It may also prove difficult to enforce, says Ding Yiyuan from Beijing Yingke Law Firm. He told the Guangzhou Daily newspaper the law fails to qualify the word "frequently." He added that few elderly people were likely to sue their own children.

First case

On Tuesday, XInhua reported that a 77-year-old woman from Jiangsu city of Wuxi sued her daughter for neglecting her. In the first case after the new law came into effect, the local court ruled that her daughter must visit her at least twice a month and provide financial support.

But the law's introduction has proved controversial. Some say it puts too much pressure on those who move away from home for work, study or other opportunities.

Cheng Zhegang, 50, whose only child is studying for a master's degree in the United States, said the law "distorts the parent-child relationship."

He hopes his daughter will head to a big city like Shanghai or Beijing to find a job on graduation and not return to the small town where she grew up.

"I don't want my daughter to have a burden both physically and spiritually," he told CNN.

"For me, my daughter's career is the most important thing. As the parent of an only child, I have spent so much time and money on my daughter's education and now I want her to be successful."

ADVERTISEMENT
Part of complete coverage on
updated 8:53 PM EST, Mon November 24, 2014
China is building an island in the South China Sea that could accommodate an airstrip, according to IHS Jane's Defence Weekly.
updated 5:57 AM EST, Wed November 19, 2014
North Korean refugees face a daunting journey to reach asylum in South Korea, with gangs of smugglers the only option.
updated 6:19 PM EST, Fri November 21, 2014
China and "probably one or two other" countries have the capacity to shut down the nation's power grid and other critical infrastructure.
updated 5:39 AM EST, Fri November 21, 2014
It'd be hard to find another country that has spent as much, and as furiously, as China on giving its next generation a head start.
updated 12:32 AM EST, Tue November 18, 2014
In 1985, Meng Weina set up China's first private special needs school in the southern city of Guangzhou.
updated 3:14 PM EST, Wed November 12, 2014
Despite China's inexorable economic rise, the U.S. is still an indispensable ally, especially in Asia.
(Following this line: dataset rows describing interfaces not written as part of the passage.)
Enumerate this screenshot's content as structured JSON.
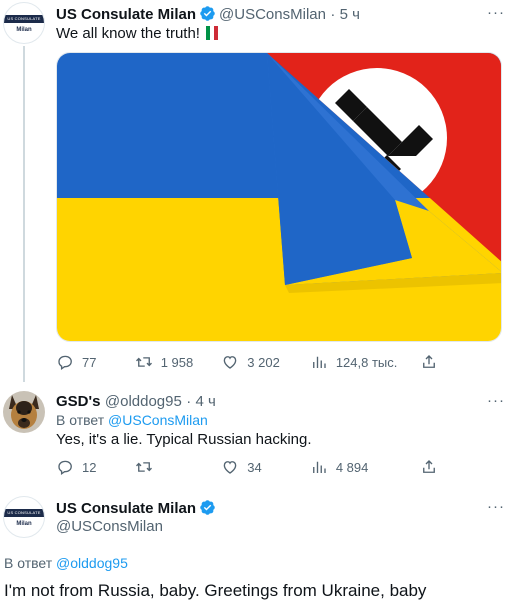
{
  "tweet1": {
    "name": "US Consulate Milan",
    "handle": "@USConsMilan",
    "time": "· 5 ч",
    "text": "We all know the truth!",
    "avatar_band_text": "US CONSULATE",
    "avatar_city": "Milan",
    "more": "···",
    "stats": {
      "replies": "77",
      "retweets": "1 958",
      "likes": "3 202",
      "views": "124,8 тыс."
    }
  },
  "reply1": {
    "name": "GSD's",
    "handle": "@olddog95",
    "time": "· 4 ч",
    "reply_prefix": "В ответ",
    "reply_to": "@USConsMilan",
    "text": "Yes, it's a lie. Typical Russian hacking.",
    "more": "···",
    "stats": {
      "replies": "12",
      "retweets": "",
      "likes": "34",
      "views": "4 894"
    }
  },
  "reply2": {
    "name": "US Consulate Milan",
    "handle": "@USConsMilan",
    "avatar_band_text": "US CONSULATE",
    "avatar_city": "Milan",
    "reply_prefix": "В ответ",
    "reply_to": "@olddog95",
    "text": "I'm not from Russia, baby. Greetings from Ukraine, baby",
    "more": "···"
  },
  "colors": {
    "verified": "#1d9bf0",
    "link": "#1d9bf0",
    "flag_blue": "#1f66c7",
    "flag_yellow": "#ffd400",
    "flag_red": "#e2231a"
  },
  "icons": [
    "verified-badge-icon",
    "reply-icon",
    "retweet-icon",
    "like-icon",
    "views-icon",
    "share-icon",
    "more-icon"
  ]
}
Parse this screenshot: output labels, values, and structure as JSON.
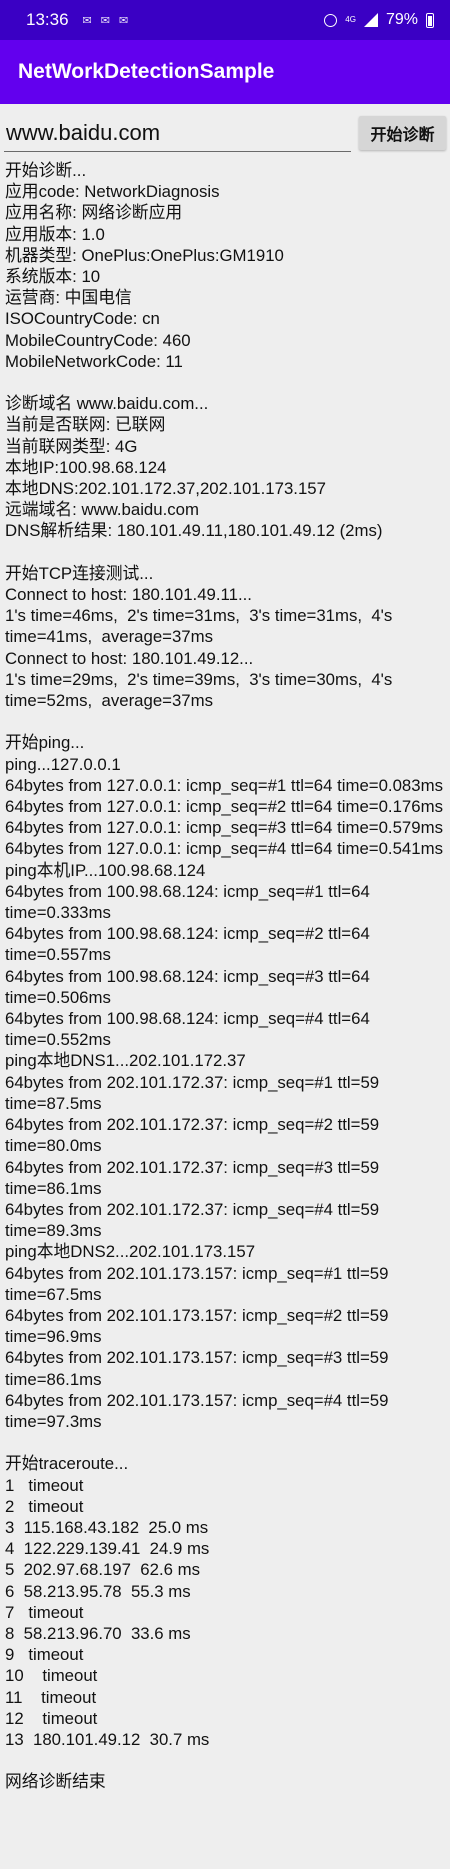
{
  "status_bar": {
    "time": "13:36",
    "notifications": [
      "✉",
      "✉",
      "✉"
    ],
    "network": "4G",
    "battery": "79%"
  },
  "app": {
    "title": "NetWorkDetectionSample"
  },
  "input": {
    "value": "www.baidu.com"
  },
  "start_button": {
    "label": "开始诊断"
  },
  "log_lines": [
    "开始诊断...",
    "应用code: NetworkDiagnosis",
    "应用名称: 网络诊断应用",
    "应用版本: 1.0",
    "机器类型: OnePlus:OnePlus:GM1910",
    "系统版本: 10",
    "运营商: 中国电信",
    "ISOCountryCode: cn",
    "MobileCountryCode: 460",
    "MobileNetworkCode: 11",
    "",
    "诊断域名 www.baidu.com...",
    "当前是否联网: 已联网",
    "当前联网类型: 4G",
    "本地IP:100.98.68.124",
    "本地DNS:202.101.172.37,202.101.173.157",
    "远端域名: www.baidu.com",
    "DNS解析结果: 180.101.49.11,180.101.49.12 (2ms)",
    "",
    "开始TCP连接测试...",
    "Connect to host: 180.101.49.11...",
    "1's time=46ms,  2's time=31ms,  3's time=31ms,  4's time=41ms,  average=37ms",
    "Connect to host: 180.101.49.12...",
    "1's time=29ms,  2's time=39ms,  3's time=30ms,  4's time=52ms,  average=37ms",
    "",
    "开始ping...",
    "ping...127.0.0.1",
    "64bytes from 127.0.0.1: icmp_seq=#1 ttl=64 time=0.083ms",
    "64bytes from 127.0.0.1: icmp_seq=#2 ttl=64 time=0.176ms",
    "64bytes from 127.0.0.1: icmp_seq=#3 ttl=64 time=0.579ms",
    "64bytes from 127.0.0.1: icmp_seq=#4 ttl=64 time=0.541ms",
    "ping本机IP...100.98.68.124",
    "64bytes from 100.98.68.124: icmp_seq=#1 ttl=64 time=0.333ms",
    "64bytes from 100.98.68.124: icmp_seq=#2 ttl=64 time=0.557ms",
    "64bytes from 100.98.68.124: icmp_seq=#3 ttl=64 time=0.506ms",
    "64bytes from 100.98.68.124: icmp_seq=#4 ttl=64 time=0.552ms",
    "ping本地DNS1...202.101.172.37",
    "64bytes from 202.101.172.37: icmp_seq=#1 ttl=59 time=87.5ms",
    "64bytes from 202.101.172.37: icmp_seq=#2 ttl=59 time=80.0ms",
    "64bytes from 202.101.172.37: icmp_seq=#3 ttl=59 time=86.1ms",
    "64bytes from 202.101.172.37: icmp_seq=#4 ttl=59 time=89.3ms",
    "ping本地DNS2...202.101.173.157",
    "64bytes from 202.101.173.157: icmp_seq=#1 ttl=59 time=67.5ms",
    "64bytes from 202.101.173.157: icmp_seq=#2 ttl=59 time=96.9ms",
    "64bytes from 202.101.173.157: icmp_seq=#3 ttl=59 time=86.1ms",
    "64bytes from 202.101.173.157: icmp_seq=#4 ttl=59 time=97.3ms",
    "",
    "开始traceroute...",
    "1   timeout",
    "2   timeout",
    "3  115.168.43.182  25.0 ms",
    "4  122.229.139.41  24.9 ms",
    "5  202.97.68.197  62.6 ms",
    "6  58.213.95.78  55.3 ms",
    "7   timeout",
    "8  58.213.96.70  33.6 ms",
    "9   timeout",
    "10    timeout",
    "11    timeout",
    "12    timeout",
    "13  180.101.49.12  30.7 ms",
    "",
    "网络诊断结束"
  ]
}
No one knows this more than the Asian giant's leaders, writes Kerry Brown.
updated 10:38 PM EST, Wed November 12, 2014
For the United States and China to announce a plan reducing carbon emissions by almost a third by the year 2030 is a watershed moment for climate politics on so many fronts.
updated 3:26 PM EST, Mon November 17, 2014
China shows off its new stealth fighter jet, but did it steal the design from an American company? Brian Todd reports.
updated 8:01 PM EST, Mon November 10, 2014
Airshow China in Zhuhai provides a rare glimpse of China's military and commercial aviation hardware.
updated 8:14 AM EST, Wed November 12, 2014
A new exchange initiative aims to bridge relations between the two countries .
updated 12:51 AM EST, Tue November 11, 2014
Xi and Abe's brief summit featured all the enthusiasm of two unhappy schoolboys forced to make up after a schoolyard dust-up.
updated 8:12 PM EST, Mon November 10, 2014
Maybe you've decided to show your partner love with a new iPhone. But how about 99 of them?
updated 9:19 PM EST, Sun November 2, 2014
Can China's Muslim minority fit in? One school is at the heart of an ambitious experiment to assimilate China's Uyghurs.
updated 9:55 AM EST, Tue November 4, 2014
Facebook founder Mark Zuckerberg is one of thousands of Americans learning Chinese.
updated 12:00 AM EST, Tue November 4, 2014
Taiwanese President Ma Ying-jeou says he needs to maintain good economic ties with China while trying to keep Beijing's push for reunification at bay.
updated 1:28 AM EDT, Thu October 30, 2014
Chinese drone-maker DJI wants to make aerial photography drones mainstream despite concerns about privacy.
updated 1:18 AM EDT, Wed October 29, 2014
A top retired general confesses to taking bribes, becoming the highest-profile figure in China's military to be caught up in war on corruption.
ADVERTISEMENT